Underappreciated Artists: Chris Spedding19th July 2014 • No comments
(Chris Spedding-Video Life)
(The Kinks Cover)
(Title track Off of Pearls 2011)
Chris Spedding is an incredibly skilled lead guitarist. He plays fast, clean, is very creative, and adept at solos. Known for his trademark Gibson Flying V guitar, which has a warm, loud, but not overly distorted sound due to the limba wood it uses. There was a quote on AllMusic which said, to paraphrase, that Chris Spedding’s lack of stardom in America was not for lack of commitment. Though his self titled album(1976) did well, featuring, “Motorbiking”. He also had many singles, “Video Life”, and ‘Jump in My Car”, originally by the Ted Mulry Gang, “Save the Life”, and I’m not Like Everybody Else.” are notable hits.
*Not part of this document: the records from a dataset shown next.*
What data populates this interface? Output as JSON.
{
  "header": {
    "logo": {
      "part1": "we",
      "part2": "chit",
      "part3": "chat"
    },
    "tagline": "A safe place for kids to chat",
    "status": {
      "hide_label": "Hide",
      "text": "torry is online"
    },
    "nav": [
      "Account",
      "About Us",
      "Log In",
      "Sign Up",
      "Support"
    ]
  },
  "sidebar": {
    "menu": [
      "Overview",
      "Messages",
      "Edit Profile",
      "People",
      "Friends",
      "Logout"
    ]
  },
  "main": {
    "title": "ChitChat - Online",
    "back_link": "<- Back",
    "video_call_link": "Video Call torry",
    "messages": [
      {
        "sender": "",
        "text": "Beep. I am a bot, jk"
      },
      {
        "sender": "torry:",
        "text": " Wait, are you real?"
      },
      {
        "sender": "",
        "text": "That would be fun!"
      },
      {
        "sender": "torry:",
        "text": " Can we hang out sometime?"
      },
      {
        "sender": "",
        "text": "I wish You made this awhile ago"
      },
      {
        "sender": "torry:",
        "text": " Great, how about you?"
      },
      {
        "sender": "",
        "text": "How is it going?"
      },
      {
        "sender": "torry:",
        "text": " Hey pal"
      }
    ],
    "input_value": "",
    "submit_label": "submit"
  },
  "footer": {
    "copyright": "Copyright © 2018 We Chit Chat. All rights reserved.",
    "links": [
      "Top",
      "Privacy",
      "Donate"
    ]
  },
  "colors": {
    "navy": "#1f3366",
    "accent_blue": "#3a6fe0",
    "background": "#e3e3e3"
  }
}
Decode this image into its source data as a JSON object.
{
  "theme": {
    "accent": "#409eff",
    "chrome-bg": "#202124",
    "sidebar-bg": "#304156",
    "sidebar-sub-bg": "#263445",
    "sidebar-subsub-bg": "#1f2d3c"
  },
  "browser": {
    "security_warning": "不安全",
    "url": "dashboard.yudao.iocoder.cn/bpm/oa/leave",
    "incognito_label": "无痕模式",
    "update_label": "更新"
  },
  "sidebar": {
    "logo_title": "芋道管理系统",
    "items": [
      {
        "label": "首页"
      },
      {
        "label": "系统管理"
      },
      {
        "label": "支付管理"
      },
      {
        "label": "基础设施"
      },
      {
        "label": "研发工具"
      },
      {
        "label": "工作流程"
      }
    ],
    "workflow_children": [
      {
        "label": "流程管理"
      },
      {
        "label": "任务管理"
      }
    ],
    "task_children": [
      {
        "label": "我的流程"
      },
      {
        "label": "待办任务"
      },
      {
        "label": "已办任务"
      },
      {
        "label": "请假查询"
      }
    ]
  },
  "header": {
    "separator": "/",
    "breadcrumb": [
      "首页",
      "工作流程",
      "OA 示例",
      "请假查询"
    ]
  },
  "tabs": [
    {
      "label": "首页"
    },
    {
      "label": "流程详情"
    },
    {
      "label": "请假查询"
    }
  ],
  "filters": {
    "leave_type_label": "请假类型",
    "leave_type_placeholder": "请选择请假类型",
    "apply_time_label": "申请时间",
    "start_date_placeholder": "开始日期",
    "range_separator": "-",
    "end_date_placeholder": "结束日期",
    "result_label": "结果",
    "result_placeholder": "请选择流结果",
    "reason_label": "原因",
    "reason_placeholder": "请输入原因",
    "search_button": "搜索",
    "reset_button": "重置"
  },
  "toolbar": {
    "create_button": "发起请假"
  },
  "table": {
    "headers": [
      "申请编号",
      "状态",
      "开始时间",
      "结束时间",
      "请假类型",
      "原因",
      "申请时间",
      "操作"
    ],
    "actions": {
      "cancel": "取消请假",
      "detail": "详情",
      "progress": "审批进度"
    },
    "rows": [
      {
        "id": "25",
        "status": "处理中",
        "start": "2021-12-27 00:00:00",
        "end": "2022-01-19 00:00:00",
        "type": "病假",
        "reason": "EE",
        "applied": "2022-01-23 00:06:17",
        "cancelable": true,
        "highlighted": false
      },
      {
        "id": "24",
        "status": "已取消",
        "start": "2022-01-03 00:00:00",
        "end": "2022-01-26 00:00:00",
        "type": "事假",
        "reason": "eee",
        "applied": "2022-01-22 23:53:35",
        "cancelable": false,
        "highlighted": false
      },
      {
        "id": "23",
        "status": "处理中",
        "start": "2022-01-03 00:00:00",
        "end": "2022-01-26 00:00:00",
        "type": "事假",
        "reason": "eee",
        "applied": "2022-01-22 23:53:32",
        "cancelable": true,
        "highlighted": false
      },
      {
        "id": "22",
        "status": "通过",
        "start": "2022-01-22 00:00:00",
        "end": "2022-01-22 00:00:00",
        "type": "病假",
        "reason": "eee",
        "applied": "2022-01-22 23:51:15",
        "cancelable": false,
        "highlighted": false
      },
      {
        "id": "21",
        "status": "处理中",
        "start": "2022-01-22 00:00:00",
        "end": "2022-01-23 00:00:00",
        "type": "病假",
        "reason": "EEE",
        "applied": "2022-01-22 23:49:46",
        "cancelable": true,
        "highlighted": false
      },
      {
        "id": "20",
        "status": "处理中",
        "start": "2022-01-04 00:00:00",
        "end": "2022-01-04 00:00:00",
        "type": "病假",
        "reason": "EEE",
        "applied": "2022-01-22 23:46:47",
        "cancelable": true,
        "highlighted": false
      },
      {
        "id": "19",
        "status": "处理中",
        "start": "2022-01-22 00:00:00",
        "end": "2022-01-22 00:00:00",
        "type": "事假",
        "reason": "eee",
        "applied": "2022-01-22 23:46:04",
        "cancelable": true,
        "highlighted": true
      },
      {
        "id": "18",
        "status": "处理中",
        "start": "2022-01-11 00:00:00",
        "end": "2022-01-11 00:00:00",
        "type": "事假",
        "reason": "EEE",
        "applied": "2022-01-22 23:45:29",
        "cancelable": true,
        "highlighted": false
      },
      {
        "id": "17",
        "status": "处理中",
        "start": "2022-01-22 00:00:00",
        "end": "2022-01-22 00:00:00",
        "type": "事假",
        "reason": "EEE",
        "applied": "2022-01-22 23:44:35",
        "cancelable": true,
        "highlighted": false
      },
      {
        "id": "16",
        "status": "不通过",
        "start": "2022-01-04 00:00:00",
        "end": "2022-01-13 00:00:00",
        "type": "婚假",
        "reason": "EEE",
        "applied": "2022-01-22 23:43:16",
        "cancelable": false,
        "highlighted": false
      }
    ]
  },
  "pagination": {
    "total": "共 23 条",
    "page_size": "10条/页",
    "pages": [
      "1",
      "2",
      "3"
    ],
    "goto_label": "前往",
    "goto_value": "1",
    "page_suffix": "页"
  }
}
Just as often Spedding was a studio session guitarist for many of the more popular musicians of the 60’s through 80’s. From Paul McCartney to Tom Waits, Chris Spedding did it all. He contributed to Tom Waits’ most defining album, Rain Dogs, played on Coming from Reality by Sixto Rodriguez, played with Brian Eno, and produced the Sex Pistols first demos. He was a part of Battered Ornaments, Sharks, as well as The Wombles; a band created for a children’s show where the members dressed up in silly costumes.
Now to the music: Perhaps his most well known song, “Video Life,” has one of the most unique riffs I know, a great 50’s bassline. I tend to think he’s talking about escape from the mundane, and love, of course- “Got to take evasive action, got to do it pretty soon, for fear of aerial warfare right here in your room. Video life, tune in, make the image clear, video life, baby, baby, I love you so.” “Jump in My Car” has one of the better feel good riffs but awful lyrics. “Get Outta My Pagoda” has a good solo type riff and angry lyrics; “Fi, Fie, Fo, Feeble, I smell the blood of the English People” Chris raves during this song. It’s about an argument in a temple or home. Also, who has a pagoda? His cover of The Kinks’ “I’m Not Like Everybody Else” is defining for Chris Spedding and “The Crying Game” may be his most poignant song because it covers a topic not often covered. The resolution, or cost, of pain over the years: “I’ll ask the moon, and maybe he’ll explain. Why there are heartaches.” he sings. “She’s My Friend,” “Wild Women,” and “White Lady,” all cover love. Last but certainly not least, we have “Wild in the Streets”. Always sensitive, but he flashes his rawness here, “Your teenage jive would be a mess running wild in the streets.”
As for albums, Chris Spedding, Cafe Days, Just Plug Him In!, Pearls, One Step Ahead of the Blues, and The Very Best of Chris Spedding are all good. Just Plug Him In! is a compilation and The Very Best of Chris Spedding is just that.
Overall he’s a great guitarist, good singer, personable, with clever but depressing, and over sensitive lyrics, 50’s bass, Elvis influence, and a talented performer. Chris Spedding may see himself as a late bloomer and his last few albums have gotten sadder. Johnny Marr is on his upcoming album, Joyland, and there is also a book called “Chris Spedding: Reluctant Guitar Hero.”